Thermal baseload power plants are being retired however electricity demand still requires continuous constant power which is what the term “baseload” power refers to. The energy cost of geothermal power is compared to the energy cost of 24-hour solar plus storage power. The metrics used for this comparison are capital costs and the levelized cost of energy (LCOE) for producing continuous power of 100MW over one day with a 24-hour solar+storage project and a geothermal plant. A geothermal power plant is sized to provide a continuous 24-hour 100MW output. To match the same level of output, a hybrid solar+storage power plant is sized such that solar can generate enough power to charge the storage during sun hours and provide a continuous 24-hour 100MW output. The stored energy is then discharged for the remaining hours when the sun is not available as per the continuous 100MW output requirement. The following chart shows a typical 24 hours in a day with the constant output from geothermal and in comparison, solar+storage dispatch is shown where extra solar generation is used to charge the storage, and then that energy is discharged during the remaining hours.

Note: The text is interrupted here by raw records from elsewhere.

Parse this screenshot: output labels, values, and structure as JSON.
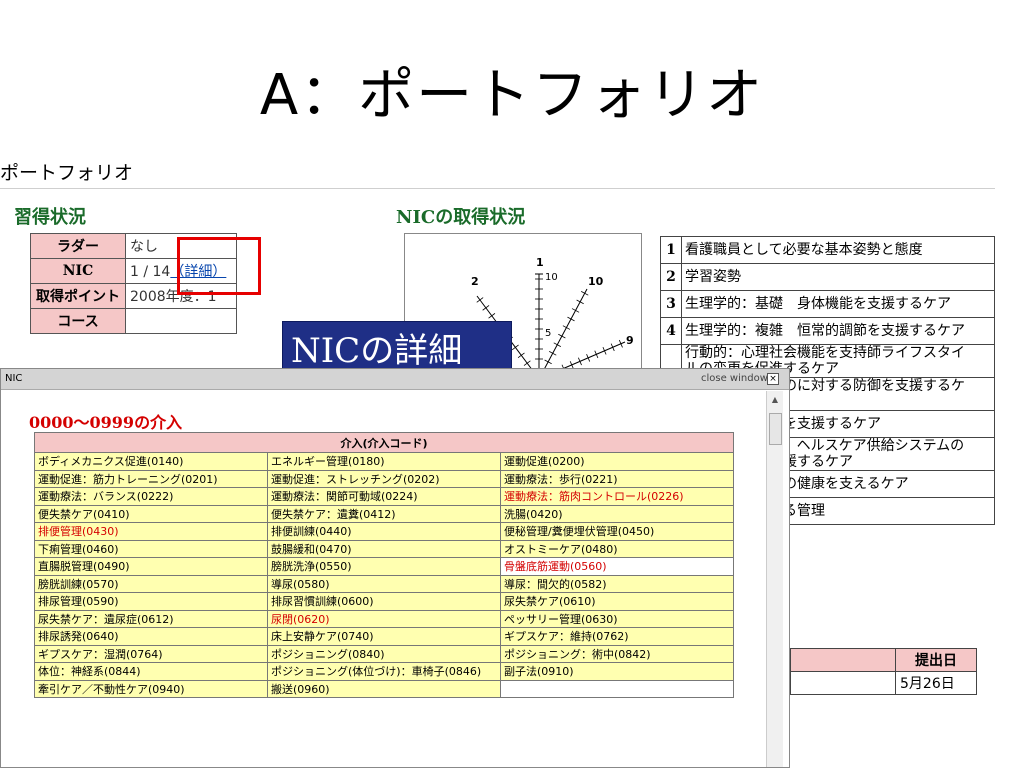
{
  "slide_title": "A：ポートフォリオ",
  "portfolio_heading": "ポートフォリオ",
  "status_heading": "習得状況",
  "status": {
    "rows": [
      {
        "label": "ラダー",
        "value": "なし"
      },
      {
        "label": "NIC",
        "value": "1 / 14",
        "link_text": "（詳細）"
      },
      {
        "label": "取得ポイント",
        "value": "2008年度：1"
      },
      {
        "label": "コース",
        "value": ""
      }
    ]
  },
  "nic_heading": "NICの取得状況",
  "chart_data": {
    "type": "radar",
    "axis_labels": [
      "1",
      "10",
      "9",
      "2"
    ],
    "tick_labels": [
      "10",
      "5"
    ]
  },
  "nic_list": [
    {
      "num": "1",
      "text": "看護職員として必要な基本姿勢と態度"
    },
    {
      "num": "2",
      "text": "学習姿勢"
    },
    {
      "num": "3",
      "text": "生理学的：基礎　身体機能を支援するケア"
    },
    {
      "num": "4",
      "text": "生理学的：複雑　恒常的調節を支援するケア"
    },
    {
      "num": "",
      "text": "行動的：心理社会機能を支持師ライフスタイ\nルの変更を促進するケア"
    },
    {
      "num": "",
      "text": "安全：危険なものに対する防御を支援するケ\nア"
    },
    {
      "num": "",
      "text": "家族：家族単位を支援するケア"
    },
    {
      "num": "",
      "text": "ヘルスシステム：ヘルスケア供給システムの\n効果的利用を支援するケア"
    },
    {
      "num": "",
      "text": "地域：地域社会の健康を支えるケア"
    },
    {
      "num": "",
      "text": "看護業務における管理"
    }
  ],
  "submission": {
    "header": "提出日",
    "date": "5月26日"
  },
  "callout_label": "NICの詳細",
  "popup": {
    "title": "NIC",
    "close_label": "close window",
    "range_title": "0000～0999の介入",
    "table_header": "介入(介入コード)",
    "rows": [
      [
        "ボディメカニクス促進(0140)",
        "エネルギー管理(0180)",
        "運動促進(0200)"
      ],
      [
        "運動促進：筋力トレーニング(0201)",
        "運動促進：ストレッチング(0202)",
        "運動療法：歩行(0221)"
      ],
      [
        "運動療法：バランス(0222)",
        "運動療法：関節可動域(0224)",
        "運動療法：筋肉コントロール(0226)"
      ],
      [
        "便失禁ケア(0410)",
        "便失禁ケア：遺糞(0412)",
        "洗腸(0420)"
      ],
      [
        "排便管理(0430)",
        "排便訓練(0440)",
        "便秘管理/糞便埋伏管理(0450)"
      ],
      [
        "下痢管理(0460)",
        "鼓腸緩和(0470)",
        "オストミーケア(0480)"
      ],
      [
        "直腸脱管理(0490)",
        "膀胱洗浄(0550)",
        "骨盤底筋運動(0560)"
      ],
      [
        "膀胱訓練(0570)",
        "導尿(0580)",
        "導尿：間欠的(0582)"
      ],
      [
        "排尿管理(0590)",
        "排尿習慣訓練(0600)",
        "尿失禁ケア(0610)"
      ],
      [
        "尿失禁ケア：遺尿症(0612)",
        "尿閉(0620)",
        "ペッサリー管理(0630)"
      ],
      [
        "排尿誘発(0640)",
        "床上安静ケア(0740)",
        "ギプスケア：維持(0762)"
      ],
      [
        "ギプスケア：湿潤(0764)",
        "ポジショニング(0840)",
        "ポジショニング：術中(0842)"
      ],
      [
        "体位：神経系(0844)",
        "ポジショニング(体位づけ)：車椅子(0846)",
        "副子法(0910)"
      ],
      [
        "牽引ケア／不動性ケア(0940)",
        "搬送(0960)",
        ""
      ]
    ],
    "red_cells": [
      "2-2",
      "4-0",
      "6-2",
      "9-1"
    ],
    "white_cells": [
      "6-2",
      "13-2"
    ]
  }
}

A geothermal power plant of 110MW with a 91% capacity factor could produce an average of 100 MW constantly. For comparison, 24-hour Solar+Storage power must match the same level of output. If we assume that a location has an average of 8 sun hours, then for the remaining 16 hours, the storage will need a discharge energy capacity of 1600MWh for generating constant output of 100MW. To charge this storage, a solar capacity of at least 550MW would be required such that it can provide 100MW as well as charge storage. The figure below shows the equivalent sizing for comparison where 24-hour solar and storage sizing is based on a good solar day whereas for a poor solar day much more solar and storage is needed to produce equivalent energy to the geothermal production.
Now LCOE of an equivalently sized geothermal power plant and hybrid 24-hour solar+storage power is calculated and compared. For the calculations, forecasts of CAPEX and OPEX for grid-scale geothermal power plants, solar PVs, and Li-Ion Batteries are used. The chart below shows a comparison of the CAPEX forecast for geothermal power plants versus hybrid solar+storage systems. With new geothermal technologies such as closed-loop geothermal, there would be less risk in capital costs of drilling for project development.
LCOE is calculated with 20 years of forecast on continuous energy production for the 100MW output condition.
Assuming a WACC of 7%, PV values of total capital costs, fixed O&M, and variable O&M are calculated. In addition, the calculation model also includes annual degradation, fade, and augmentation. The calculated LCOE for geothermal and 24-hour solar+storage is shown in the table below.
The capital cost comparison shows that the 24-hour continuous solar plus storage is more expensive than the equivalent geothermal to produce the same amount of output where the geothermal is non-weather dependent clean energy and makes for a better baseload to supply demand requirements.
The financial assumptions for LCOE calculation are provided in the table below. The WACC rate will be used while calculating present values of energy and costs. The Debt ratio determines the ratio of the loan over capital expense. The loan will be paid back during the debt payback period.
The cost assumptions for solar + storage and geothermal options are based on the Acelerex estimates and NREL ATB as shown in the table below.